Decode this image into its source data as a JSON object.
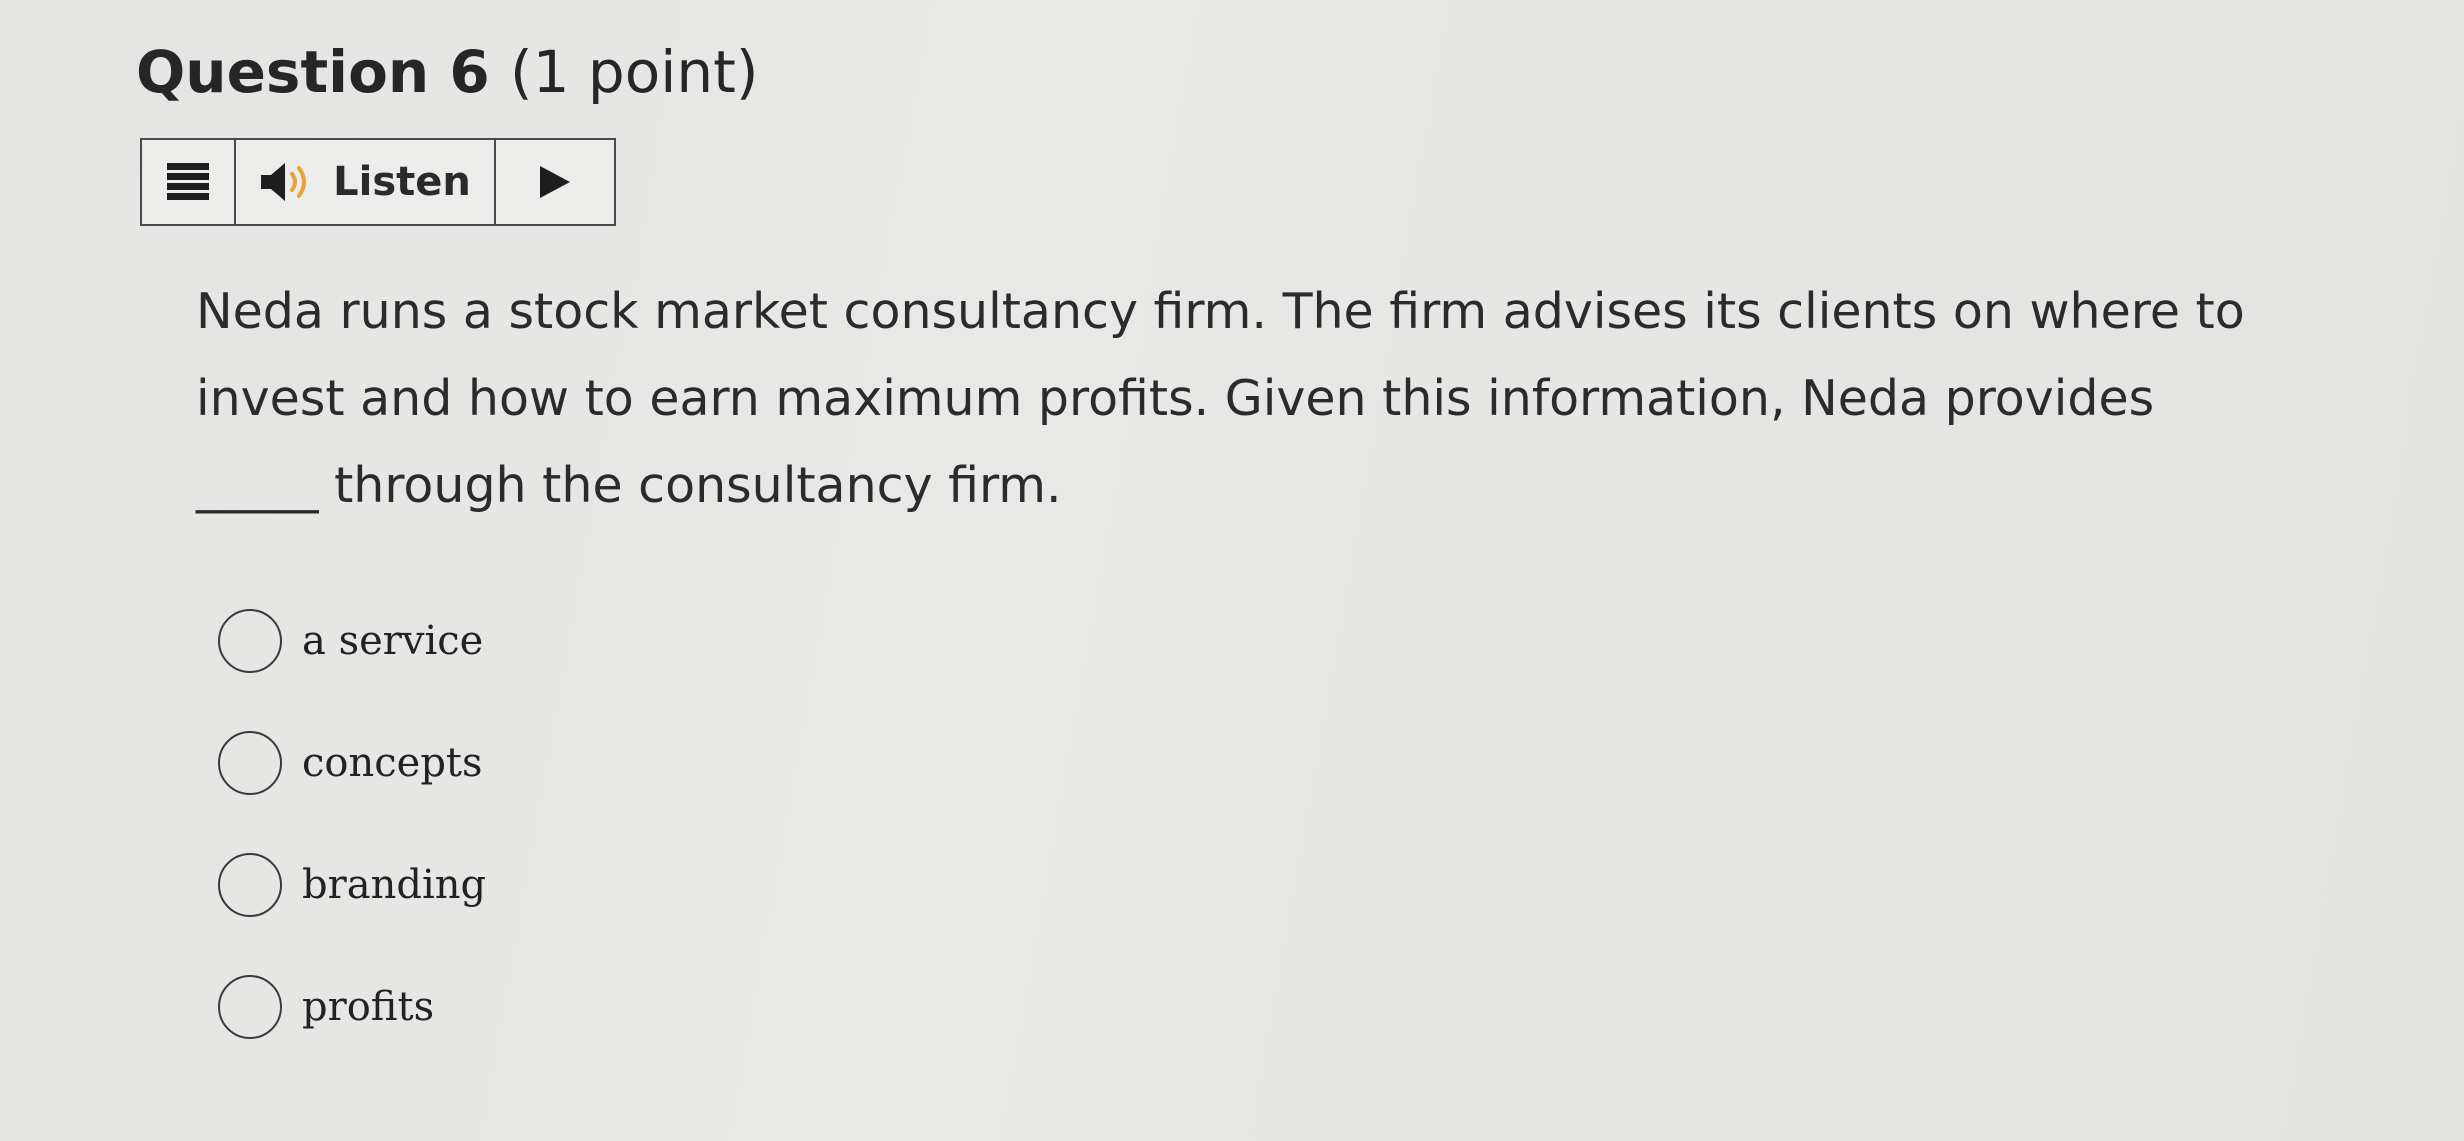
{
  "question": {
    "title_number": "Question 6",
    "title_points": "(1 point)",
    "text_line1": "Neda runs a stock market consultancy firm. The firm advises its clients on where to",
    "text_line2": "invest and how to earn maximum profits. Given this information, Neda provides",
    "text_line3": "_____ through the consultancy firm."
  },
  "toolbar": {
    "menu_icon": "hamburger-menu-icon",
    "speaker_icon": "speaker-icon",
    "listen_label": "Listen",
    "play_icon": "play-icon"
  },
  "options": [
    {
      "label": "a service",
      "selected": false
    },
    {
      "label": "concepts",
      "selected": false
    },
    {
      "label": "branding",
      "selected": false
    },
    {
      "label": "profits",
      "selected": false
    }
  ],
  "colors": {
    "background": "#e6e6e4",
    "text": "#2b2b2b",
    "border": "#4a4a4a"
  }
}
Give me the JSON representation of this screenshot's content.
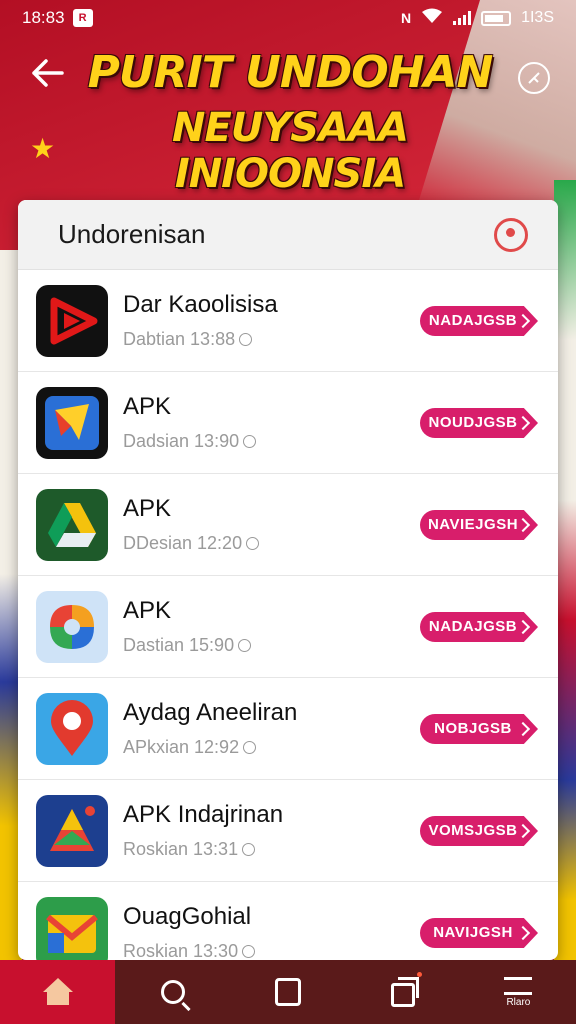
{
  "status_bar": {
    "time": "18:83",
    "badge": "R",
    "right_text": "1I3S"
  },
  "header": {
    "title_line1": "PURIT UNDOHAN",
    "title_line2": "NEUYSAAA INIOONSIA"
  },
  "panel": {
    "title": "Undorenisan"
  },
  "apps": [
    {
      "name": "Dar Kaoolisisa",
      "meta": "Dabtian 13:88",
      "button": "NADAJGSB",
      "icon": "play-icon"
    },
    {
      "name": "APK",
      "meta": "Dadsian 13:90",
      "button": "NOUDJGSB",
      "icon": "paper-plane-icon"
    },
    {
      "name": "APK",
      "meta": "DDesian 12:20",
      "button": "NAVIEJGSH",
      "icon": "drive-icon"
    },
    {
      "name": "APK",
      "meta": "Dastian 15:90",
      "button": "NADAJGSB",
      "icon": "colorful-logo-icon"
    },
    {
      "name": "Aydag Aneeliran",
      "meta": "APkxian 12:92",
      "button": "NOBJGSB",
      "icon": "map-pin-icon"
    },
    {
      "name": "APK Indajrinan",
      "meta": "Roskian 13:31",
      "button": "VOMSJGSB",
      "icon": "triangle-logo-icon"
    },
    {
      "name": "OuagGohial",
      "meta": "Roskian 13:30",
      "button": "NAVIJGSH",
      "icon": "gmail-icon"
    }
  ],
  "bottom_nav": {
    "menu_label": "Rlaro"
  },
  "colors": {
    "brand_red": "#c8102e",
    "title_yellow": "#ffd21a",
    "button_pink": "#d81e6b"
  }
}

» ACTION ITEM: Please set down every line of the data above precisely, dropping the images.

» RESPONSE AREA:
Decode this image into its source data as a JSON object.
{
  "question": {
    "title_number": "Question 6",
    "title_points": "(1 point)",
    "text_line1": "Neda runs a stock market consultancy firm. The firm advises its clients on where to",
    "text_line2": "invest and how to earn maximum profits. Given this information, Neda provides",
    "text_line3": "_____ through the consultancy firm."
  },
  "toolbar": {
    "menu_icon": "hamburger-menu-icon",
    "speaker_icon": "speaker-icon",
    "listen_label": "Listen",
    "play_icon": "play-icon"
  },
  "options": [
    {
      "label": "a service",
      "selected": false
    },
    {
      "label": "concepts",
      "selected": false
    },
    {
      "label": "branding",
      "selected": false
    },
    {
      "label": "profits",
      "selected": false
    }
  ],
  "colors": {
    "background": "#e6e6e4",
    "text": "#2b2b2b",
    "border": "#4a4a4a"
  }
}
Give me the JSON representation of this screenshot's content.
{
  "status_bar": {
    "time": "18:83",
    "badge": "R",
    "right_text": "1I3S"
  },
  "header": {
    "title_line1": "PURIT UNDOHAN",
    "title_line2": "NEUYSAAA INIOONSIA"
  },
  "panel": {
    "title": "Undorenisan"
  },
  "apps": [
    {
      "name": "Dar Kaoolisisa",
      "meta": "Dabtian 13:88",
      "button": "NADAJGSB",
      "icon": "play-icon"
    },
    {
      "name": "APK",
      "meta": "Dadsian 13:90",
      "button": "NOUDJGSB",
      "icon": "paper-plane-icon"
    },
    {
      "name": "APK",
      "meta": "DDesian 12:20",
      "button": "NAVIEJGSH",
      "icon": "drive-icon"
    },
    {
      "name": "APK",
      "meta": "Dastian 15:90",
      "button": "NADAJGSB",
      "icon": "colorful-logo-icon"
    },
    {
      "name": "Aydag Aneeliran",
      "meta": "APkxian 12:92",
      "button": "NOBJGSB",
      "icon": "map-pin-icon"
    },
    {
      "name": "APK Indajrinan",
      "meta": "Roskian 13:31",
      "button": "VOMSJGSB",
      "icon": "triangle-logo-icon"
    },
    {
      "name": "OuagGohial",
      "meta": "Roskian 13:30",
      "button": "NAVIJGSH",
      "icon": "gmail-icon"
    }
  ],
  "bottom_nav": {
    "menu_label": "Rlaro"
  },
  "colors": {
    "brand_red": "#c8102e",
    "title_yellow": "#ffd21a",
    "button_pink": "#d81e6b"
  }
}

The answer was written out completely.